Assignment:
Could you retype all of the data below exactly as given?

Start of Block

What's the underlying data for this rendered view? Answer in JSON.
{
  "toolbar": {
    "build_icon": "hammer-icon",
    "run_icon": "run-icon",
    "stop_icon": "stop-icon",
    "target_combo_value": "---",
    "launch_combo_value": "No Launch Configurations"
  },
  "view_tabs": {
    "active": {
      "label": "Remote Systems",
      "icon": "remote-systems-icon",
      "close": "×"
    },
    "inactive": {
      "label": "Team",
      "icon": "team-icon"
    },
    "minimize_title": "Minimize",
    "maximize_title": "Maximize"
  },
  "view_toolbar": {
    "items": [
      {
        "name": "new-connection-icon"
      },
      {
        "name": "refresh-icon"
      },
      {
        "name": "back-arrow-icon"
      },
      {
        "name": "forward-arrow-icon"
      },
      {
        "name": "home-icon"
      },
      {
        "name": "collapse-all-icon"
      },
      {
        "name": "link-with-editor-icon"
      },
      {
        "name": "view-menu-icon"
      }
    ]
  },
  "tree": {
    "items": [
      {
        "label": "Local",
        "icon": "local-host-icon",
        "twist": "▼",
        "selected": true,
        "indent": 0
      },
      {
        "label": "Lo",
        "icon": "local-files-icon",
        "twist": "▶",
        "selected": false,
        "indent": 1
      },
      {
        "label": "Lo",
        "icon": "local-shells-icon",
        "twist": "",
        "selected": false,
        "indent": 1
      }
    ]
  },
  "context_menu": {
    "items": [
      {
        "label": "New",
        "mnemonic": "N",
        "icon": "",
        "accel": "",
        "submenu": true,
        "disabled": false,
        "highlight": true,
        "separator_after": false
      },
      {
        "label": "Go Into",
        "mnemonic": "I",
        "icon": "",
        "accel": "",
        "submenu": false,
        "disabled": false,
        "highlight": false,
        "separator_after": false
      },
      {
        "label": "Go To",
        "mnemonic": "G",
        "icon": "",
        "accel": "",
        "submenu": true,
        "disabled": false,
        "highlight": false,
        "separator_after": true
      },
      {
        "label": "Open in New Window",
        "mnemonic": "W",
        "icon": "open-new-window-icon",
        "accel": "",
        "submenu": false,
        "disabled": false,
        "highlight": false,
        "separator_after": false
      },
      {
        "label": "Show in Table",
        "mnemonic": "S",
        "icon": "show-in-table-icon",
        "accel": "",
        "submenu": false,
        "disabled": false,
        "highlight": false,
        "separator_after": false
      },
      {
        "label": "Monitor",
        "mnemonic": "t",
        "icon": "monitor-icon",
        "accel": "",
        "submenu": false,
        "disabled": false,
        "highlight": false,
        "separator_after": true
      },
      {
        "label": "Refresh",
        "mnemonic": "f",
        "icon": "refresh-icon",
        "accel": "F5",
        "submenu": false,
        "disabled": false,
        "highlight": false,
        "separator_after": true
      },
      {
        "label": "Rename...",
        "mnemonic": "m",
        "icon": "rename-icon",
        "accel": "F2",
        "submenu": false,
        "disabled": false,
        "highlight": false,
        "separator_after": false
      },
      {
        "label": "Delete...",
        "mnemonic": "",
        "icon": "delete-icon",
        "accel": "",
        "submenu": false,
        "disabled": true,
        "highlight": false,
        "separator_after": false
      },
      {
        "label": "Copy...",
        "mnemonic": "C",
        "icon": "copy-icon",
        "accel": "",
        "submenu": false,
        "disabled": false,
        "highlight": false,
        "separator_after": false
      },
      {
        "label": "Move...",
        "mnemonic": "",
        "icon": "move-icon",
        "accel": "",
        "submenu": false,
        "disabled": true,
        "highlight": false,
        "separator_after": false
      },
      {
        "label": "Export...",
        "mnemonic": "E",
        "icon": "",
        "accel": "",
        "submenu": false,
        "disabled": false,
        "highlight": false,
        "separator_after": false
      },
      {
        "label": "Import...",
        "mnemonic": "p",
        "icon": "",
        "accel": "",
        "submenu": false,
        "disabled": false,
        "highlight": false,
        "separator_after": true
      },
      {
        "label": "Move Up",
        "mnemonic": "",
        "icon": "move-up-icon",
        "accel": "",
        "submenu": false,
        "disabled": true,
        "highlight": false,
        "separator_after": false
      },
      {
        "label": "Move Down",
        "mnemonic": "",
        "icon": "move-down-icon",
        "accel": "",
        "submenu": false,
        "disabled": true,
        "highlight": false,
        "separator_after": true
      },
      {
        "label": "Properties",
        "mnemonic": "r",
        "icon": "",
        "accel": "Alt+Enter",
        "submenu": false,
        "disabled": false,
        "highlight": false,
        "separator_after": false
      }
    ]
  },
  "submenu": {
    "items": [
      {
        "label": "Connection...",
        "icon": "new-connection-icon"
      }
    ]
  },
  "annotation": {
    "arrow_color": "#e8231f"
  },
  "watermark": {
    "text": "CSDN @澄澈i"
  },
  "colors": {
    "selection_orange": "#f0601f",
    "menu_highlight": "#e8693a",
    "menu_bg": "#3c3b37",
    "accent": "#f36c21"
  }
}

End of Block

Finished task:
What's the underlying data for this rendered view? Answer in JSON.
{
  "toolbar": {
    "build_icon": "hammer-icon",
    "run_icon": "run-icon",
    "stop_icon": "stop-icon",
    "target_combo_value": "---",
    "launch_combo_value": "No Launch Configurations"
  },
  "view_tabs": {
    "active": {
      "label": "Remote Systems",
      "icon": "remote-systems-icon",
      "close": "×"
    },
    "inactive": {
      "label": "Team",
      "icon": "team-icon"
    },
    "minimize_title": "Minimize",
    "maximize_title": "Maximize"
  },
  "view_toolbar": {
    "items": [
      {
        "name": "new-connection-icon"
      },
      {
        "name": "refresh-icon"
      },
      {
        "name": "back-arrow-icon"
      },
      {
        "name": "forward-arrow-icon"
      },
      {
        "name": "home-icon"
      },
      {
        "name": "collapse-all-icon"
      },
      {
        "name": "link-with-editor-icon"
      },
      {
        "name": "view-menu-icon"
      }
    ]
  },
  "tree": {
    "items": [
      {
        "label": "Local",
        "icon": "local-host-icon",
        "twist": "▼",
        "selected": true,
        "indent": 0
      },
      {
        "label": "Lo",
        "icon": "local-files-icon",
        "twist": "▶",
        "selected": false,
        "indent": 1
      },
      {
        "label": "Lo",
        "icon": "local-shells-icon",
        "twist": "",
        "selected": false,
        "indent": 1
      }
    ]
  },
  "context_menu": {
    "items": [
      {
        "label": "New",
        "mnemonic": "N",
        "icon": "",
        "accel": "",
        "submenu": true,
        "disabled": false,
        "highlight": true,
        "separator_after": false
      },
      {
        "label": "Go Into",
        "mnemonic": "I",
        "icon": "",
        "accel": "",
        "submenu": false,
        "disabled": false,
        "highlight": false,
        "separator_after": false
      },
      {
        "label": "Go To",
        "mnemonic": "G",
        "icon": "",
        "accel": "",
        "submenu": true,
        "disabled": false,
        "highlight": false,
        "separator_after": true
      },
      {
        "label": "Open in New Window",
        "mnemonic": "W",
        "icon": "open-new-window-icon",
        "accel": "",
        "submenu": false,
        "disabled": false,
        "highlight": false,
        "separator_after": false
      },
      {
        "label": "Show in Table",
        "mnemonic": "S",
        "icon": "show-in-table-icon",
        "accel": "",
        "submenu": false,
        "disabled": false,
        "highlight": false,
        "separator_after": false
      },
      {
        "label": "Monitor",
        "mnemonic": "t",
        "icon": "monitor-icon",
        "accel": "",
        "submenu": false,
        "disabled": false,
        "highlight": false,
        "separator_after": true
      },
      {
        "label": "Refresh",
        "mnemonic": "f",
        "icon": "refresh-icon",
        "accel": "F5",
        "submenu": false,
        "disabled": false,
        "highlight": false,
        "separator_after": true
      },
      {
        "label": "Rename...",
        "mnemonic": "m",
        "icon": "rename-icon",
        "accel": "F2",
        "submenu": false,
        "disabled": false,
        "highlight": false,
        "separator_after": false
      },
      {
        "label": "Delete...",
        "mnemonic": "",
        "icon": "delete-icon",
        "accel": "",
        "submenu": false,
        "disabled": true,
        "highlight": false,
        "separator_after": false
      },
      {
        "label": "Copy...",
        "mnemonic": "C",
        "icon": "copy-icon",
        "accel": "",
        "submenu": false,
        "disabled": false,
        "highlight": false,
        "separator_after": false
      },
      {
        "label": "Move...",
        "mnemonic": "",
        "icon": "move-icon",
        "accel": "",
        "submenu": false,
        "disabled": true,
        "highlight": false,
        "separator_after": false
      },
      {
        "label": "Export...",
        "mnemonic": "E",
        "icon": "",
        "accel": "",
        "submenu": false,
        "disabled": false,
        "highlight": false,
        "separator_after": false
      },
      {
        "label": "Import...",
        "mnemonic": "p",
        "icon": "",
        "accel": "",
        "submenu": false,
        "disabled": false,
        "highlight": false,
        "separator_after": true
      },
      {
        "label": "Move Up",
        "mnemonic": "",
        "icon": "move-up-icon",
        "accel": "",
        "submenu": false,
        "disabled": true,
        "highlight": false,
        "separator_after": false
      },
      {
        "label": "Move Down",
        "mnemonic": "",
        "icon": "move-down-icon",
        "accel": "",
        "submenu": false,
        "disabled": true,
        "highlight": false,
        "separator_after": true
      },
      {
        "label": "Properties",
        "mnemonic": "r",
        "icon": "",
        "accel": "Alt+Enter",
        "submenu": false,
        "disabled": false,
        "highlight": false,
        "separator_after": false
      }
    ]
  },
  "submenu": {
    "items": [
      {
        "label": "Connection...",
        "icon": "new-connection-icon"
      }
    ]
  },
  "annotation": {
    "arrow_color": "#e8231f"
  },
  "watermark": {
    "text": "CSDN @澄澈i"
  },
  "colors": {
    "selection_orange": "#f0601f",
    "menu_highlight": "#e8693a",
    "menu_bg": "#3c3b37",
    "accent": "#f36c21"
  }
}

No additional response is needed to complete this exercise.